The line was silent for a while then spoke. The man heard the words and said, “Thank you. I will set up a test for Demongo right away, so she can get a fair evaluation of her skills and,” he paused slightly at this last word, “temperament.”
He smiled and stroked his goatee. “Yes sir, she will start in the morning.”
🙂 😦 😉
[Author’s note: This is the second Idle Hands story, though the “episode” numbering is 3. Long story, If I reorganize this to be a real serial, This bit might even go first. In any event, I’m cutting it up into three sections just like Crabtree for the sake of convenience.

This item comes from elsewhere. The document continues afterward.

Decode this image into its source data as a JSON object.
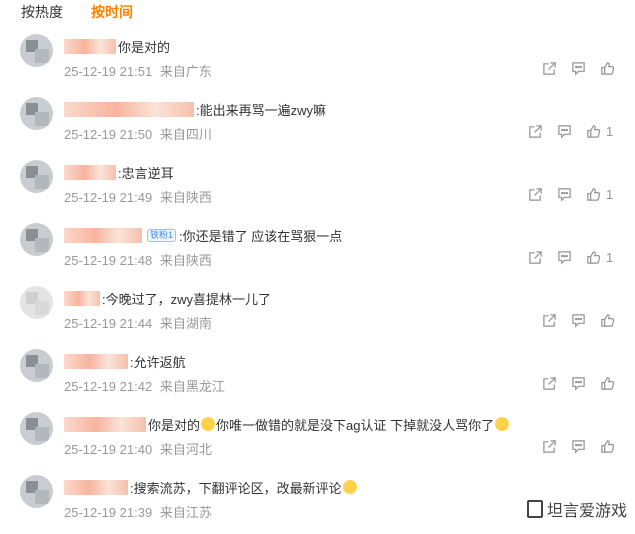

If this is a story you like, please give me likes on comments. So far, the serial after The Strange (which is by no means done, is between this, more strange, Crabtree and a couple of other projects I’m working on. I’d like to know what people like, so I’m asking. I know my wife likes Idle Hands the best and that’s a strong vote for, but being evil is difficult. 🙂
What’s also difficult is getting the word out. Please, if you like what you see here, tell a friend, or a stranger, or a friendly stranger or a strange friend. I’m not advertizing and having days where no one is visiting me but spambots and my mom (hi mom) is a little… Well, it doesn’t help me churn out more words.
Thanks. That’s it. Stay Weird.